Honestly, this moment was sublime. With its brooding and surly and muscular and wild elements in explosive harmony, Denver was so far afield of anything Larry Brown has ever moaned at any of the players he loves to hate that George Karl, unintentionally, made a mockery of what we attach to the concept of "playing the right way." And yet, it was less farce and more cooptation, because Denver was, in fact, playing the right way. It was playing its right way. It's shit worked.

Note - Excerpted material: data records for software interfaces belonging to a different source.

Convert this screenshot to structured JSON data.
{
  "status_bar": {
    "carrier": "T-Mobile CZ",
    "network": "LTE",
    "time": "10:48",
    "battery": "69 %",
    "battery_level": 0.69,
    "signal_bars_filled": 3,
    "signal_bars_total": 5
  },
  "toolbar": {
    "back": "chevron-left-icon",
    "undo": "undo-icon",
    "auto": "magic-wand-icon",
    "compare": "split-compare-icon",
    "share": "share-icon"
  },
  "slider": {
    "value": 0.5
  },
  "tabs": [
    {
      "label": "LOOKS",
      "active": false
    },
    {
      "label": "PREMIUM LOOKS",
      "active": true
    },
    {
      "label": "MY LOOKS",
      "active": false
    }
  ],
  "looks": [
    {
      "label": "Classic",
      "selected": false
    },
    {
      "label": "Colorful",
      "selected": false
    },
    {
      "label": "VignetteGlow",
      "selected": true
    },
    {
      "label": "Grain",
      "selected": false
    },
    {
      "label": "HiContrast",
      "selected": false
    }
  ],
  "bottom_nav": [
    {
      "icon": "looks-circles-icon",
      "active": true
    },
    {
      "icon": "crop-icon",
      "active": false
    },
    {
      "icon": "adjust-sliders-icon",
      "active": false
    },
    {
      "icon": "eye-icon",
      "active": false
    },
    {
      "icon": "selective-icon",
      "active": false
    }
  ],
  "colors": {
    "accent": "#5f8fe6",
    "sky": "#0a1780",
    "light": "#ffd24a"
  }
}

In the middle of the controlled hysteria, it occurred to me that only on this Denver team could the Birdman be considered the second-least crazy, or second-most normal, player. A man covered in ornate tattoos and hair gel who was probably smoking PCP this morning. But, after Chauncey, who, really, is more standard? Birdman comes off the bench, provides energy, blocks shots, and cleans up garbage at the rim. He's exceptional at what he does thanks to his athleticism and spirit, but still, he's unconventionally good at a fairly conventional role. So is Chauncey. And then...what? You have Nene, who sometimes is dominating, sometimes is involved in a psychodrama, and always seems to be into something. You have K-Mart, for whom the game is incidental in pursuit of reckless conflict. You have Carmelo, who is a sort of reluctant leader who will get to where he needs to be but regularly carves out a circuitous route that wouldn't be advisable for other guys asked to do what he does. You have the journeyman backup point guard who shouldn't even be in the NBA anymore. And, of course, the internets' favorite misunderstood agent of change, J.R. Smith. Seriously, whom else on the team is more "normal" than Billups or Andersen?
All of that captures Denver, now. The Nuggets have inverted a paradox. Or something. They've decided that a half-black bookworm who has an exotic name and no money can be president. It can be perplexing, but it also feels right. The radicalism appears like common sense. Of course that can happen; watching the Nuggets win is almost logical. The manic quality is not gone but is now managed, and each player no longer seems to be united solely by a shared apathy. Without the kind of overhaul or "recommitment" the media usually celebrate and leads to a team like Dalls getting rolled by Golden State, Denver has improved. It's tired of the haters and put its insanity to work. Forever a Nuggets skeptic, I find it awesomely intriguing. I feel like they're spiting me, in particular, and I like it.
[Insert awkward segue here] I also like the perhaps unwitting basketball project that Cam'ron is putting together. Since the start of the year, Cam has created three songs that each name checks a different point guard (something profane this way comes):
Cam'ron, "Cookin' Up" - "I'm Killa/You Andre Miller/Got a Basic Game"
Cam'ron ft. Jadakiss, "Let's Talk About" - "Shootin' in the Miam Heat/Like Chalmers"
Cam'ron, "Silky" - "I'm on Point/Like Rondo"
This has great potential. Let's hope Aaron Brooks plays well against the Lakers.